The Nexium (esomeprazole) FDA package insert doesn’t have numbers about how common side effects are.
13possible side effects
  • Upper respiratory infection
    75%
  • Fever
    33%
  • Headache
    7%
  • Abdominal pain
    5%
  • Nausea
    4%
  • Diarrhea
    4%
  • Accidental injuries
    4%
  • Vomiting
    3%
  • Flatulence
    3%
  • Acid regurgitation
    2%
  • Constipation
    2%
  • Dizziness
    2%
  • Rash
    2%
See more detailed side effects
Risks and risk factors
  • Stomach cancer
  • Kidney injury
  • Severe diarrhea
    • Being treated at a hospital
  • Bone fractures
    • High dose Nexium (esomeprazole)
    • Long-term treatment with Nexium (esomeprazole)
    • Low bone mineral density
    • Aged 65 years or older
  • Lupus
See more detailed risks and warnings
  • Hiding possible cancer
  • Severe stomach inflammation (atrophic gastritis)
    • Helicobacter pylori infection
    • Autoimmune disease
  • Severe diarrhea
    • Being hospitalized
    • Antibiotic use
  • Broken bones
    • Osteoporosis
    • Age 50 or older
    • Using high medication doses
    • Long-term therapy (1 year or more)
    • Smoking

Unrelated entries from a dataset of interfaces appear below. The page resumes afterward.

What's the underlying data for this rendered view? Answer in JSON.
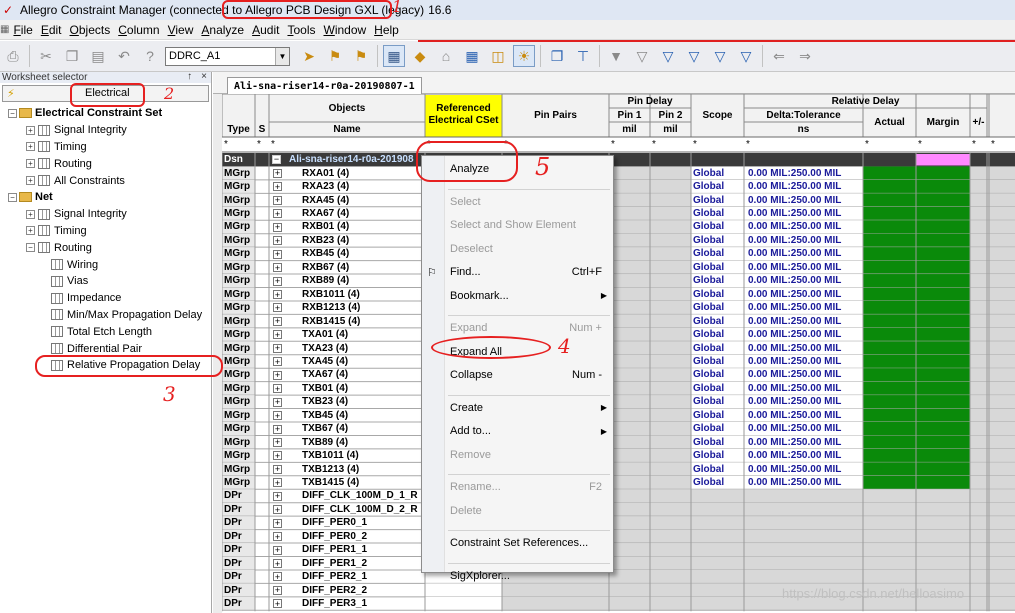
{
  "title": {
    "prefix": "Allegro Constraint Manager (connected to",
    "app": "Allegro PCB Design GXL (legacy)",
    "suffix": "16.6"
  },
  "menu": [
    "File",
    "Edit",
    "Objects",
    "Column",
    "View",
    "Analyze",
    "Audit",
    "Tools",
    "Window",
    "Help"
  ],
  "toolbar": {
    "combo_value": "DDRC_A1"
  },
  "panel": {
    "title": "Worksheet selector",
    "pin": "↑",
    "close": "×",
    "selected": "Electrical"
  },
  "tree": {
    "ecs": "Electrical Constraint Set",
    "ecs_items": [
      "Signal Integrity",
      "Timing",
      "Routing",
      "All Constraints"
    ],
    "net": "Net",
    "net_items": [
      "Signal Integrity",
      "Timing",
      "Routing"
    ],
    "routing_items": [
      "Wiring",
      "Vias",
      "Impedance",
      "Min/Max Propagation Delay",
      "Total Etch Length",
      "Differential Pair",
      "Relative Propagation Delay"
    ]
  },
  "tab": "Ali-sna-riser14-r0a-20190807-1",
  "headers": {
    "objects": "Objects",
    "type": "Type",
    "s": "S",
    "name": "Name",
    "ref_cset": "Referenced Electrical CSet",
    "pin_pairs": "Pin Pairs",
    "pin_delay": "Pin Delay",
    "pin1": "Pin 1",
    "pin2": "Pin 2",
    "mil": "mil",
    "scope": "Scope",
    "relative_delay": "Relative Delay",
    "delta_tol": "Delta:Tolerance",
    "ns": "ns",
    "actual": "Actual",
    "margin": "Margin",
    "plusminus": "+/-",
    "len": "Len",
    "star": "*"
  },
  "design_row": {
    "type": "Dsn",
    "name": "Ali-sna-riser14-r0a-201908"
  },
  "rows": [
    {
      "type": "MGrp",
      "name": "RXA01 (4)"
    },
    {
      "type": "MGrp",
      "name": "RXA23 (4)"
    },
    {
      "type": "MGrp",
      "name": "RXA45 (4)"
    },
    {
      "type": "MGrp",
      "name": "RXA67 (4)"
    },
    {
      "type": "MGrp",
      "name": "RXB01 (4)"
    },
    {
      "type": "MGrp",
      "name": "RXB23 (4)"
    },
    {
      "type": "MGrp",
      "name": "RXB45 (4)"
    },
    {
      "type": "MGrp",
      "name": "RXB67 (4)"
    },
    {
      "type": "MGrp",
      "name": "RXB89 (4)"
    },
    {
      "type": "MGrp",
      "name": "RXB1011 (4)"
    },
    {
      "type": "MGrp",
      "name": "RXB1213 (4)"
    },
    {
      "type": "MGrp",
      "name": "RXB1415 (4)"
    },
    {
      "type": "MGrp",
      "name": "TXA01 (4)"
    },
    {
      "type": "MGrp",
      "name": "TXA23 (4)"
    },
    {
      "type": "MGrp",
      "name": "TXA45 (4)"
    },
    {
      "type": "MGrp",
      "name": "TXA67 (4)"
    },
    {
      "type": "MGrp",
      "name": "TXB01 (4)"
    },
    {
      "type": "MGrp",
      "name": "TXB23 (4)"
    },
    {
      "type": "MGrp",
      "name": "TXB45 (4)"
    },
    {
      "type": "MGrp",
      "name": "TXB67 (4)"
    },
    {
      "type": "MGrp",
      "name": "TXB89 (4)"
    },
    {
      "type": "MGrp",
      "name": "TXB1011 (4)"
    },
    {
      "type": "MGrp",
      "name": "TXB1213 (4)"
    },
    {
      "type": "MGrp",
      "name": "TXB1415 (4)"
    },
    {
      "type": "DPr",
      "name": "DIFF_CLK_100M_D_1_R"
    },
    {
      "type": "DPr",
      "name": "DIFF_CLK_100M_D_2_R"
    },
    {
      "type": "DPr",
      "name": "DIFF_PER0_1"
    },
    {
      "type": "DPr",
      "name": "DIFF_PER0_2"
    },
    {
      "type": "DPr",
      "name": "DIFF_PER1_1"
    },
    {
      "type": "DPr",
      "name": "DIFF_PER1_2"
    },
    {
      "type": "DPr",
      "name": "DIFF_PER2_1"
    },
    {
      "type": "DPr",
      "name": "DIFF_PER2_2"
    },
    {
      "type": "DPr",
      "name": "DIFF_PER3_1"
    }
  ],
  "mgrp_values": {
    "scope": "Global",
    "delta": "0.00 MIL:250.00 MIL"
  },
  "colors": {
    "pass": "#0a8a0a",
    "margin_header": "#ff88ff",
    "ref_cset_header": "#ffff00",
    "value_text": "#1a1a9a",
    "annotation": "#e62020"
  },
  "context_menu": [
    {
      "label": "Analyze",
      "enabled": true
    },
    {
      "sep": true
    },
    {
      "label": "Select",
      "enabled": false
    },
    {
      "label": "Select and Show Element",
      "enabled": false
    },
    {
      "label": "Deselect",
      "enabled": false
    },
    {
      "label": "Find...",
      "enabled": true,
      "shortcut": "Ctrl+F"
    },
    {
      "label": "Bookmark...",
      "enabled": true,
      "submenu": true
    },
    {
      "sep": true
    },
    {
      "label": "Expand",
      "enabled": false,
      "shortcut": "Num +"
    },
    {
      "label": "Expand All",
      "enabled": true
    },
    {
      "label": "Collapse",
      "enabled": true,
      "shortcut": "Num -"
    },
    {
      "sep": true
    },
    {
      "label": "Create",
      "enabled": true,
      "submenu": true
    },
    {
      "label": "Add to...",
      "enabled": true,
      "submenu": true
    },
    {
      "label": "Remove",
      "enabled": false
    },
    {
      "sep": true
    },
    {
      "label": "Rename...",
      "enabled": false,
      "shortcut": "F2"
    },
    {
      "label": "Delete",
      "enabled": false
    },
    {
      "sep": true
    },
    {
      "label": "Constraint Set References...",
      "enabled": true
    },
    {
      "sep": true
    },
    {
      "label": "SigXplorer...",
      "enabled": true
    }
  ],
  "annotations": [
    "1",
    "2",
    "3",
    "4",
    "5"
  ],
  "watermark": "https://blog.csdn.net/helloasimo"
}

    • Use of other medications that weaken bones
  • Low vitamin or mineral levels
See more detailed risks and warnings